Data about app and page elements:
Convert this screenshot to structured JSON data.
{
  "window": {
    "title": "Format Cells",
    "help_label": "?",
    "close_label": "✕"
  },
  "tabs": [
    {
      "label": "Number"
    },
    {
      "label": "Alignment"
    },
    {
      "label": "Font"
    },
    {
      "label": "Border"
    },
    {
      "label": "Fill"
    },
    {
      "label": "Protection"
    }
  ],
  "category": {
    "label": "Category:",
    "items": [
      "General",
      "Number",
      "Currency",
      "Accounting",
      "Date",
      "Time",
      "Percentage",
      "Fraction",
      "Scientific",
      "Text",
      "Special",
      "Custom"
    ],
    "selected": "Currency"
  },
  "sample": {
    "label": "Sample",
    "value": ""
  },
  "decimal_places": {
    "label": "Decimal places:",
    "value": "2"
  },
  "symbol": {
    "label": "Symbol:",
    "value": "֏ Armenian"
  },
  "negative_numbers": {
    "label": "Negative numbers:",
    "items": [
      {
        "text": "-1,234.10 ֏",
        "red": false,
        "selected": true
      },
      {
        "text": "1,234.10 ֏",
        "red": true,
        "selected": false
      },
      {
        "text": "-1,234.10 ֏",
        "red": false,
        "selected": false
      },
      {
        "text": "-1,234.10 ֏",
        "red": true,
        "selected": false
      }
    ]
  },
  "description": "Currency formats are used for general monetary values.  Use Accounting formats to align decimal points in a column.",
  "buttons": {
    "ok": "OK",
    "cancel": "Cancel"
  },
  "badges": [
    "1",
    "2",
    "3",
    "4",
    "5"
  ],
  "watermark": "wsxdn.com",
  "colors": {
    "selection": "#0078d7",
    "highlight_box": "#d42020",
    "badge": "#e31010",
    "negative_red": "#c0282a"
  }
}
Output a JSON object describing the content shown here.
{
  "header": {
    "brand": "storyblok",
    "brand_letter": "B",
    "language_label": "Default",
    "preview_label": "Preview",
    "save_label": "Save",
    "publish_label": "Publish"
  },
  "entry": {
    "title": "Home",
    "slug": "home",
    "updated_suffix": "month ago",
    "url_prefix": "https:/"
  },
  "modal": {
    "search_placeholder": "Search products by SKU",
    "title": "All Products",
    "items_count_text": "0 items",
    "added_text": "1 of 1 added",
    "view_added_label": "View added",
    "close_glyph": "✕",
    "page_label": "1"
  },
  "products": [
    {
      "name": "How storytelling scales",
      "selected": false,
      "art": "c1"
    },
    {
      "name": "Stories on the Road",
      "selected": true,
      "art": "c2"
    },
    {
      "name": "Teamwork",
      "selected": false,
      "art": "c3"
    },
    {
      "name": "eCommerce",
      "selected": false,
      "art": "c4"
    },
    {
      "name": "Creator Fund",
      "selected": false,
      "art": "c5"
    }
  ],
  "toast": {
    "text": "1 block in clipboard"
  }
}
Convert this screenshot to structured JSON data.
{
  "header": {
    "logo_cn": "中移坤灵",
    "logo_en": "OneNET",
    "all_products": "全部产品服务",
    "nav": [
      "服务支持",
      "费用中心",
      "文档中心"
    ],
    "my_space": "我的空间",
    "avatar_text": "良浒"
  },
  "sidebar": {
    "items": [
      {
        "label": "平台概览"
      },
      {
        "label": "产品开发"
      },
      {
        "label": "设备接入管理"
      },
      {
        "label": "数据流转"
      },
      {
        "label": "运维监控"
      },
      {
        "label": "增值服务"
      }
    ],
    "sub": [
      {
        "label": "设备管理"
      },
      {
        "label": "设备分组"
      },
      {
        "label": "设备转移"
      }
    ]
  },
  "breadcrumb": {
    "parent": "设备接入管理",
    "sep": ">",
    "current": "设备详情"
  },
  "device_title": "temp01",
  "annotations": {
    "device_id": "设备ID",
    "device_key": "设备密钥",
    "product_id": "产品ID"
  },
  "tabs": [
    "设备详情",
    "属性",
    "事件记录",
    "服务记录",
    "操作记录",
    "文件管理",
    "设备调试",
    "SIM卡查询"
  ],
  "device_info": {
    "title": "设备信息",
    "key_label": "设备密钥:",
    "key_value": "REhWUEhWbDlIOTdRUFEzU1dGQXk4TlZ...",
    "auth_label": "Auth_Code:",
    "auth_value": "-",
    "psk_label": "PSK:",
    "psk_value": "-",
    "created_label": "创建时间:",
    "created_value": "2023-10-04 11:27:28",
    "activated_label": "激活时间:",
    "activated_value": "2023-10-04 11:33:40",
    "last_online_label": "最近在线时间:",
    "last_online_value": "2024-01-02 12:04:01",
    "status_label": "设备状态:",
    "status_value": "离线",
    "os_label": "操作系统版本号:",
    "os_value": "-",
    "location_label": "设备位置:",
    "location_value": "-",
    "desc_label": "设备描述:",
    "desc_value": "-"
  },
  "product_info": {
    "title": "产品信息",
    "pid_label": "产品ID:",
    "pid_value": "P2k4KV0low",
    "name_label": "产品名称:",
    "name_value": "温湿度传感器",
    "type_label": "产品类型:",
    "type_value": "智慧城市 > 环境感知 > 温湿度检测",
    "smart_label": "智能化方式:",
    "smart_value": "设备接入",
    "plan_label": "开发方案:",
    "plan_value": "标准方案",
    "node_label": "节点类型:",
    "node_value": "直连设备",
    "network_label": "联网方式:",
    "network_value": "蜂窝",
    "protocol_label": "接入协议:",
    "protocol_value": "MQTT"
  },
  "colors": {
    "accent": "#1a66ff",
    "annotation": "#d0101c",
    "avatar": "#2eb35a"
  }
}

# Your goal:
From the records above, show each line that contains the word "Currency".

# Final answer:
      "Currency",
    "selected": "Currency"
  "description": "Currency formats are used for general monetary values.  Use Accounting formats to align decimal points in a column.",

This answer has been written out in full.